VOD film review: NO
Chris Bryant | On 14, Jun 2013
Director: Pablo Lorrain
Cast: Gael Garcia Bernal
Watch NO online in the UK: Apple TV (iTunes) / Prime Video (Buy/Rent)
Director Pablo Lorrain followed his lead character, advertising agent René Saavedra (Bernal), and took a serious risk with NO.
Based on an unpublished play about Chile’s 1988 referendum on whether to extend dictator Pinochet’s rule for another eight years, he shot the film on old 3:4 U-matic cameras. The low-def tape is used to great effect, blending the shots of Gael Garcia Bernal’s cool, thoughtful ad guy with unsettling footage from 1980s Chilean news. The grainy police-conducted violence contrasts beautifully with Bernal’s collected yet determined opposition to the regime.
Bernal himself is seamless. It is almost impossible to separate him from Saavedra – and far more enjoyable not to. It is a pleasure to simply bathe in the simple nature of someone who quietly overthrows a dictatorship, while also skateboarding to work and selling cheap cola through music videos. Like the film, he is unassuming. We see him with his son, playing with trains; with his wife, telling her to be safe; in a room of angry, rival political activists, quietly reaching one wise conclusion after another. The film continues in this subdued vein. There are moments of real, poignant fear but it is never exploited for suspense. The real news footage is embedded not to enrage, or discredit Pinochet, but to show how the characters react.
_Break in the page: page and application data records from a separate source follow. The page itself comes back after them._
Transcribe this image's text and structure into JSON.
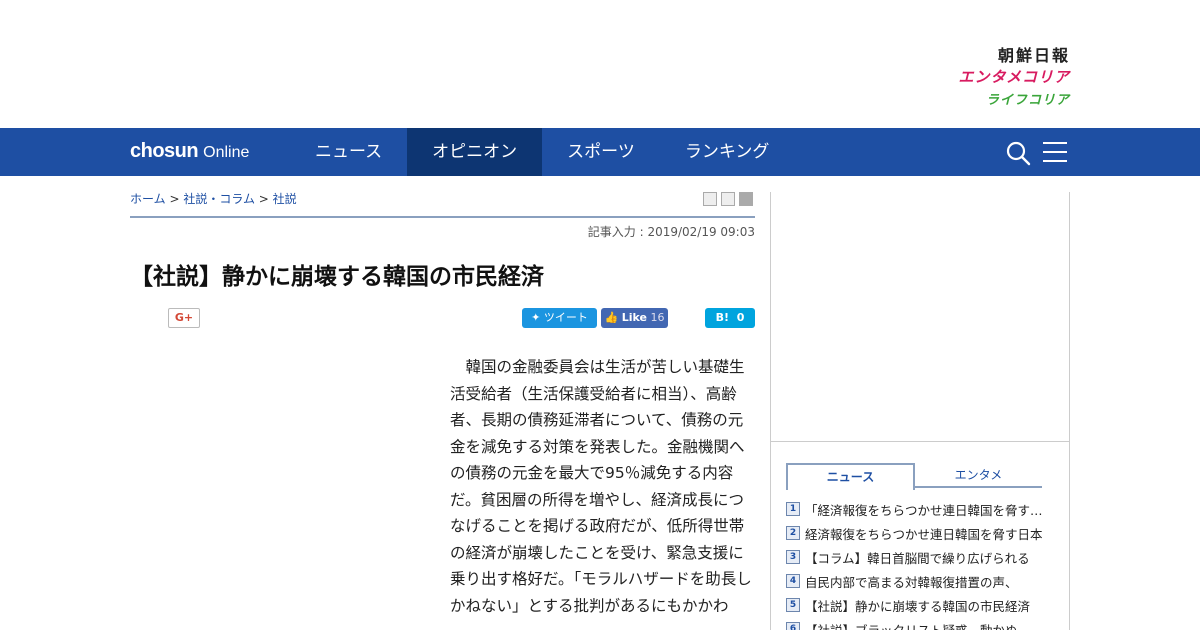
{
  "header": {
    "logo_chosun": "朝鮮日報",
    "logo_entame": "エンタメコリア",
    "logo_life": "ライフコリア"
  },
  "nav": {
    "brand_bold": "chosun",
    "brand_light": "Online",
    "items": [
      {
        "label": "ニュース",
        "active": false
      },
      {
        "label": "オピニオン",
        "active": true
      },
      {
        "label": "スポーツ",
        "active": false
      },
      {
        "label": "ランキング",
        "active": false
      }
    ],
    "search_icon": "search-icon",
    "menu_icon": "hamburger-icon"
  },
  "breadcrumb": {
    "home": "ホーム",
    "section": "社説・コラム",
    "sub": "社説",
    "separator": " > "
  },
  "article": {
    "date": "記事入力 : 2019/02/19 09:03",
    "headline": "【社説】静かに崩壊する韓国の市民経済",
    "body": "韓国の金融委員会は生活が苦しい基礎生活受給者（生活保護受給者に相当）、高齢者、長期の債務延滞者について、債務の元金を減免する対策を発表した。金融機関への債務の元金を最大で95％減免する内容だ。貧困層の所得を増やし、経済成長につなげることを掲げる政府だが、低所得世帯の経済が崩壊したことを受け、緊急支援に乗り出す格好だ。「モラルハザードを助長しかねない」とする批判があるにもかかわ"
  },
  "social": {
    "gplus": "G+",
    "tweet": "ツイート",
    "like": "Like",
    "like_count": "16",
    "hatena": "B!",
    "hatena_count": "0"
  },
  "sidebar": {
    "tabs": [
      {
        "label": "ニュース",
        "active": true
      },
      {
        "label": "エンタメ",
        "active": false
      }
    ],
    "ranking": [
      {
        "num": "1",
        "text": "「経済報復をちらつかせ連日韓国を脅す日本"
      },
      {
        "num": "2",
        "text": "経済報復をちらつかせ連日韓国を脅す日本"
      },
      {
        "num": "3",
        "text": "【コラム】韓日首脳間で繰り広げられる"
      },
      {
        "num": "4",
        "text": "自民内部で高まる対韓報復措置の声、"
      },
      {
        "num": "5",
        "text": "【社説】静かに崩壊する韓国の市民経済"
      },
      {
        "num": "6",
        "text": "【社説】ブラックリスト疑惑、動かぬ"
      }
    ]
  },
  "colors": {
    "nav_bg": "#1e4fa3",
    "nav_active": "#0d3572",
    "entame": "#d81b60",
    "life": "#3aa53a"
  }
}
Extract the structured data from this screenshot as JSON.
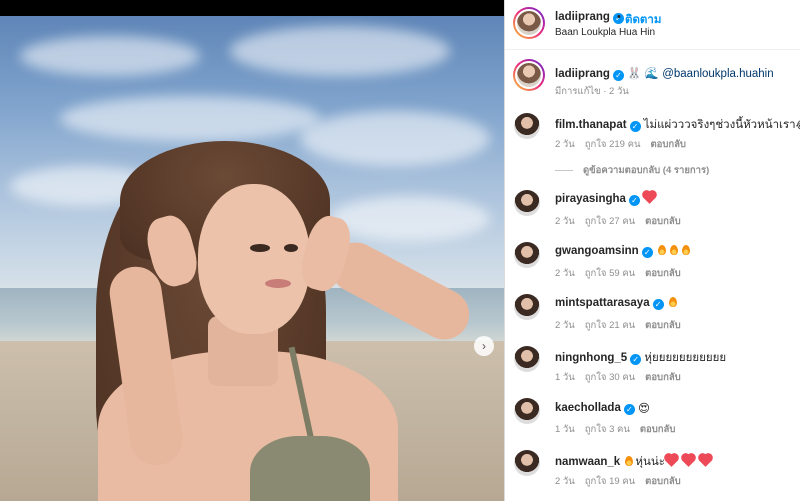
{
  "post": {
    "username": "ladiiprang",
    "follow_label": "ติดตาม",
    "separator": "•",
    "location": "Baan Loukpla Hua Hin",
    "next_icon": "chevron-right-icon",
    "caption_mention": "@baanloukpla.huahin",
    "caption_emojis": "🐰 🌊",
    "caption_meta": "มีการแก้ไข · 2 วัน"
  },
  "comments": [
    {
      "username": "film.thanapat",
      "verified": true,
      "text": "ไม่แผ่วววจริงๆช่วงนี้หัวหน้าเรา",
      "emoji": "😂",
      "time": "2 วัน",
      "likes": "ถูกใจ 219 คน",
      "reply": "ตอบกลับ",
      "view_replies": "ดูข้อความตอบกลับ (4 รายการ)"
    },
    {
      "username": "pirayasingha",
      "verified": true,
      "text": "",
      "emoji": "heart",
      "time": "2 วัน",
      "likes": "ถูกใจ 27 คน",
      "reply": "ตอบกลับ"
    },
    {
      "username": "gwangoamsinn",
      "verified": true,
      "text": "",
      "emoji": "fire3",
      "time": "2 วัน",
      "likes": "ถูกใจ 59 คน",
      "reply": "ตอบกลับ"
    },
    {
      "username": "mintspattarasaya",
      "verified": true,
      "text": "",
      "emoji": "fire1",
      "time": "2 วัน",
      "likes": "ถูกใจ 21 คน",
      "reply": "ตอบกลับ"
    },
    {
      "username": "ningnhong_5",
      "verified": true,
      "text": "หุ่ยยยยยยยยยยย",
      "emoji": "",
      "time": "1 วัน",
      "likes": "ถูกใจ 30 คน",
      "reply": "ตอบกลับ"
    },
    {
      "username": "kaechollada",
      "verified": true,
      "text": "",
      "emoji": "😍",
      "time": "1 วัน",
      "likes": "ถูกใจ 3 คน",
      "reply": "ตอบกลับ"
    },
    {
      "username": "namwaan_k",
      "verified": false,
      "text": "หุ่นน่ะ",
      "emoji": "fire-hearts",
      "time": "2 วัน",
      "likes": "ถูกใจ 19 คน",
      "reply": "ตอบกลับ"
    }
  ],
  "colors": {
    "accent": "#0095f6",
    "muted": "#8e8e8e",
    "text": "#262626"
  }
}
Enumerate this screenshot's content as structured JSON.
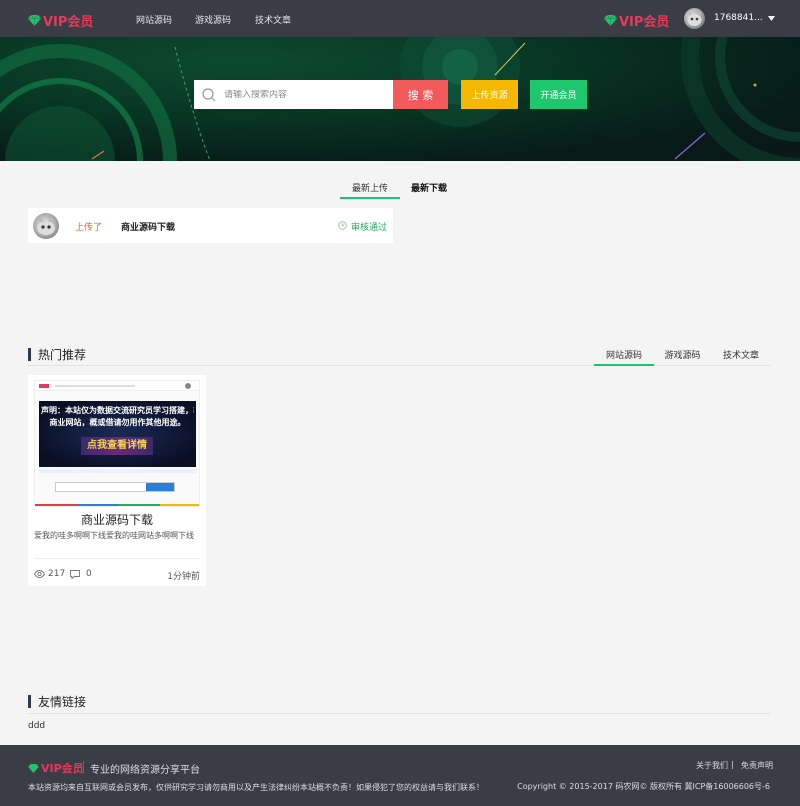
{
  "topbar": {
    "logo_text": "VIP会员",
    "nav": [
      "网站源码",
      "游戏源码",
      "技术文章"
    ],
    "vip_text": "VIP会员",
    "username": "1768841..."
  },
  "search": {
    "placeholder": "请输入搜索内容",
    "button": "搜 索",
    "upload_button": "上传资源",
    "vip_button": "开通会员"
  },
  "upload_tabs": [
    "最新上传",
    "最新下载"
  ],
  "activity": {
    "action": "上传了",
    "title": "商业源码下载",
    "status": "审核通过"
  },
  "hot": {
    "title": "热门推荐",
    "tabs": [
      "网站源码",
      "游戏源码",
      "技术文章"
    ],
    "card": {
      "thumb_text_line1": "声明：本站仅为数据交流研究员学习搭建，非服",
      "thumb_text_line2": "商业网站，概或借请勿用作其他用途。",
      "thumb_button": "点我查看详情",
      "title": "商业源码下载",
      "desc": "爱我的哇多啊啊下线爱我的哇网站多啊啊下线",
      "views": "217",
      "comments": "0",
      "time": "1分钟前"
    }
  },
  "links": {
    "title": "友情链接",
    "items": [
      "ddd"
    ]
  },
  "footer": {
    "logo_text": "VIP会员",
    "slogan": "专业的网络资源分享平台",
    "about": "关于我们",
    "sep": "|",
    "disclaimer": "免责声明",
    "notice": "本站资源均来自互联网或会员发布，仅供研究学习请勿商用以及产生法律纠纷本站概不负责！如果侵犯了您的权益请与我们联系！",
    "copyright": "Copyright © 2015-2017 码农网© 版权所有 冀ICP备16006606号-6"
  },
  "colors": {
    "accent_red": "#e8395a",
    "search_button": "#f05a5a",
    "upload_button": "#f5b800",
    "vip_button": "#1ec66d",
    "tab_underline": "#1ec66d"
  }
}
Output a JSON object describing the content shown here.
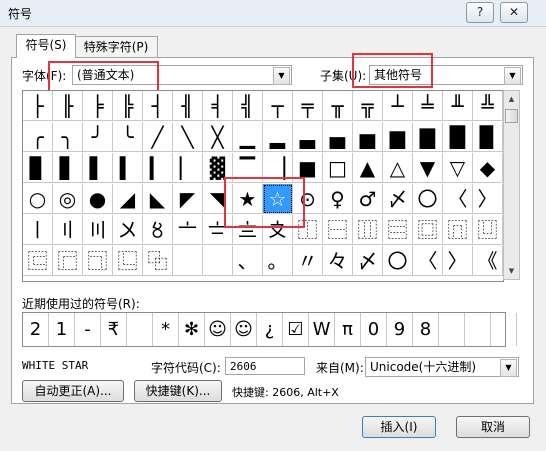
{
  "window": {
    "title": "符号",
    "help_button": "?",
    "close_button": "✕"
  },
  "tabs": [
    {
      "label": "符号(S)",
      "active": true
    },
    {
      "label": "特殊字符(P)",
      "active": false
    }
  ],
  "font": {
    "label": "字体(F):",
    "value": "(普通文本)"
  },
  "subset": {
    "label": "子集(U):",
    "value": "其他符号"
  },
  "symbols": [
    [
      "├",
      "╟",
      "╞",
      "╠",
      "┤",
      "╢",
      "╡",
      "╣",
      "┬",
      "╤",
      "╥",
      "╦",
      "┴",
      "╧",
      "╨",
      "╩"
    ],
    [
      "╭",
      "╮",
      "╯",
      "╰",
      "╱",
      "╲",
      "╳",
      "▁",
      "▂",
      "▃",
      "▄",
      "▅",
      "▆",
      "▇",
      "█",
      "▉"
    ],
    [
      "▊",
      "▋",
      "▌",
      "▍",
      "▎",
      "▏",
      "▓",
      "▔",
      "▕",
      "■",
      "□",
      "▲",
      "△",
      "▼",
      "▽",
      "◆"
    ],
    [
      "○",
      "◎",
      "●",
      "◢",
      "◣",
      "◤",
      "◥",
      "★",
      "☆",
      "⊙",
      "♀",
      "♂",
      "〆",
      "〇",
      "〈",
      "〉"
    ],
    [
      "〡",
      "〢",
      "〣",
      "〤",
      "〥",
      "〦",
      "〧",
      "〨",
      "〩",
      "⿰",
      "⿱",
      "⿲",
      "⿳",
      "⿴",
      "⿵",
      "⿶"
    ],
    [
      "⿷",
      "⿸",
      "⿹",
      "⿺",
      "⿻",
      "",
      "",
      "、",
      "。",
      "〃",
      "々",
      "〆",
      "〇",
      "〈",
      "〉",
      "《"
    ]
  ],
  "recent": {
    "label": "近期使用过的符号(R):",
    "items": [
      "2",
      "1",
      "-",
      "₹",
      "",
      "*",
      "✻",
      "☺",
      "☺",
      "¿",
      "☑",
      "W",
      "π",
      "0",
      "9",
      "8",
      "",
      "",
      ""
    ]
  },
  "char_name": "WHITE STAR",
  "char_code": {
    "label": "字符代码(C):",
    "value": "2606"
  },
  "from": {
    "label": "来自(M):",
    "value": "Unicode(十六进制)"
  },
  "buttons": {
    "autocorrect": "自动更正(A)...",
    "shortcut_key": "快捷键(K)...",
    "insert": "插入(I)",
    "cancel": "取消"
  },
  "shortcut_text": "快捷键: 2606, Alt+X",
  "colors": {
    "highlight": "#e2343c",
    "selection": "#3399ff"
  }
}
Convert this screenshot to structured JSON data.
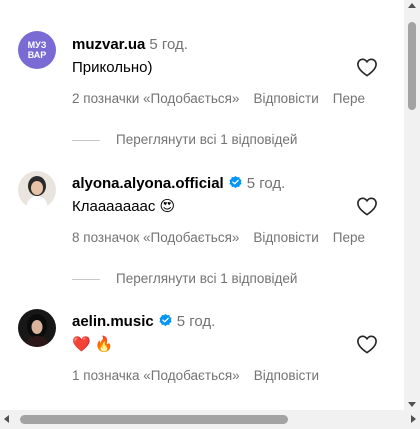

Saavedra’s relationship with his boss is the most interesting. A partner at the Rene’s firm, he opts to back, and run, the state’s YES campaign, becoming his protégé’s opposite number. At first ridiculing him, then offering him a promotion to step down, he comes across as poisonous and untrustworthy but Saavedra’s treatment of him means we rarely see him as a bad guy; theirs is a professional relationship of pure respect.
It’s this aspect of the film that promotes it best. It is, by all involved, an effort to create a film utterly, believably honest and fair to its subject. It’s a risk. And it pays off perfectly.